Have you ever calculated your daily water usage? Following is my estimated daily average water consumption in the various categories:
Drinking: 1 gal
Cooking: 0 – 1 gal
Washing dishes: 1 gal
Washing clothes (in a bucket): 1 – 2 gal
Washing body: 1 – 2 gal
Toilet flushing: 2 – 5 gal (the use of Earth’s precious supply of potable water to “do our business” always galls me, and I long for the widespread legalization of compost toilets! In the meantime, “If it’s yellow let it mellow” is a household phrase for many people I know.)
Watering fruit & veggie plants: 2 gal*
Total: 8 to 14 gal/day
The Riot for Austerity target is 10 gallons per person per day, which is 10% of the U.S. average of 100 gallons per person per day.
Outdoor water usage (watering lawns, washing cars etc) accounts for 30 to 60 percent of a household’s total water consumption. Other low-hanging fruit is showers and laundry. But you can reduce a huge chunk just by having a yard full of plants that are either native, or well-adapted to your local rainfall conditions.
Showers: I’m fortunate to live at the beach, and I generally keep clean just by going in the ocean regularly. (There are quite a few of us saltwater cleanliness aficionadoes!) But when I want a freshwater shower, I dump rainwater or wellwater on myself a cup at a time (in my outdoor “shower stall” made of vines and fence). It’s surprising how far a gallon or two can go. Very refreshing on a hot day, and surprisingly tolerable even on a cool day (this is Florida after all).
All sink water and laundry-water gets collected and poured in the yard, to water non-edible trees & shrubs. (I use mild soaps in very dilute form which the plants can tolerate.) Same with toothbrush rinse water.
What are some of your favorite tips for household water conservation?
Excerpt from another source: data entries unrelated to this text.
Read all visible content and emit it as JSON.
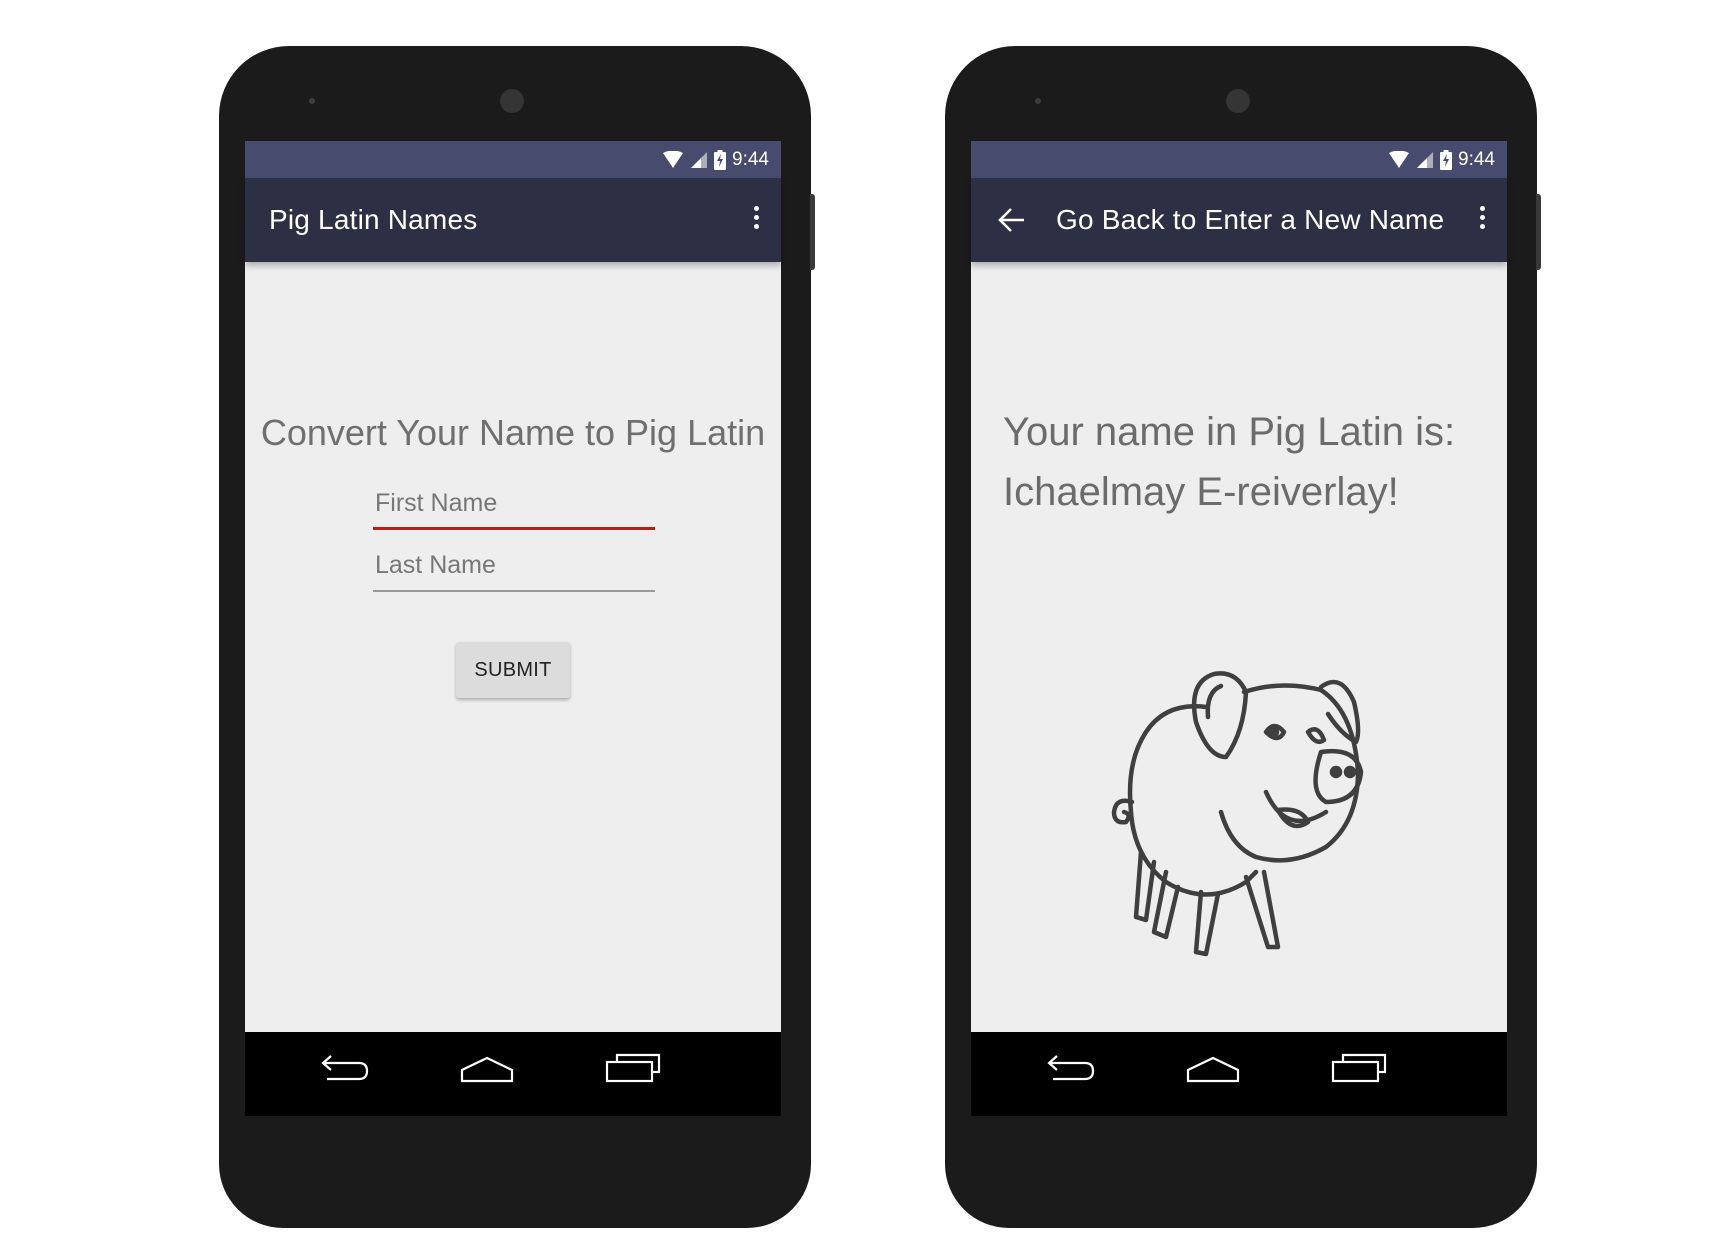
{
  "screens": [
    {
      "status_bar": {
        "time": "9:44"
      },
      "app_bar": {
        "title": "Pig Latin Names"
      },
      "content": {
        "heading": "Convert Your Name to Pig Latin",
        "first_name": {
          "placeholder": "First Name",
          "value": ""
        },
        "last_name": {
          "placeholder": "Last Name",
          "value": ""
        },
        "submit_label": "SUBMIT"
      }
    },
    {
      "status_bar": {
        "time": "9:44"
      },
      "app_bar": {
        "title": "Go Back to Enter a New Name"
      },
      "content": {
        "result_label": "Your name in Pig Latin is:",
        "result_value": "Ichaelmay E-reiverlay!"
      }
    }
  ],
  "colors": {
    "status_bar": "#474b6d",
    "app_bar": "#2d2f45",
    "content_bg": "#eeeeee",
    "focused_underline": "#b0201c",
    "phone_body": "#1b1b1b"
  },
  "icons": {
    "status": [
      "wifi-icon",
      "cell-signal-icon",
      "battery-charging-icon"
    ],
    "app_bar": [
      "back-arrow-icon",
      "overflow-menu-icon"
    ],
    "nav": [
      "back-nav-icon",
      "home-nav-icon",
      "recents-nav-icon"
    ]
  }
}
If 10 gallons a day doesn’t sound do-able, take it in pieces. And you really might be surprised how little you can get by with, once you start monitoring it and making a bit of a game of it. If nothing else, you can do it as a household disaster-preparedness activity. Acquiring extreme water conservation know-how is a great way not only to increase your household’s resilience, but also to become a resource for your community.
* In the Riot for Austerity community, a lot of people don’t count fruit & veggie plants in their water consumption total. The reasoning is that when we buy produce at the market, water consumption is part of the footprint of that food. When we grow food at home, water consumption is part of that food’s footprint.
Many Riot folks also don’t include rainwater or wellwater consumption (if applicable) in their total. I myself prefer to measure my use of these onsite sources and include them in my consumption total because I want to keep close track of how much water I’m using and how far I can stretch every drop!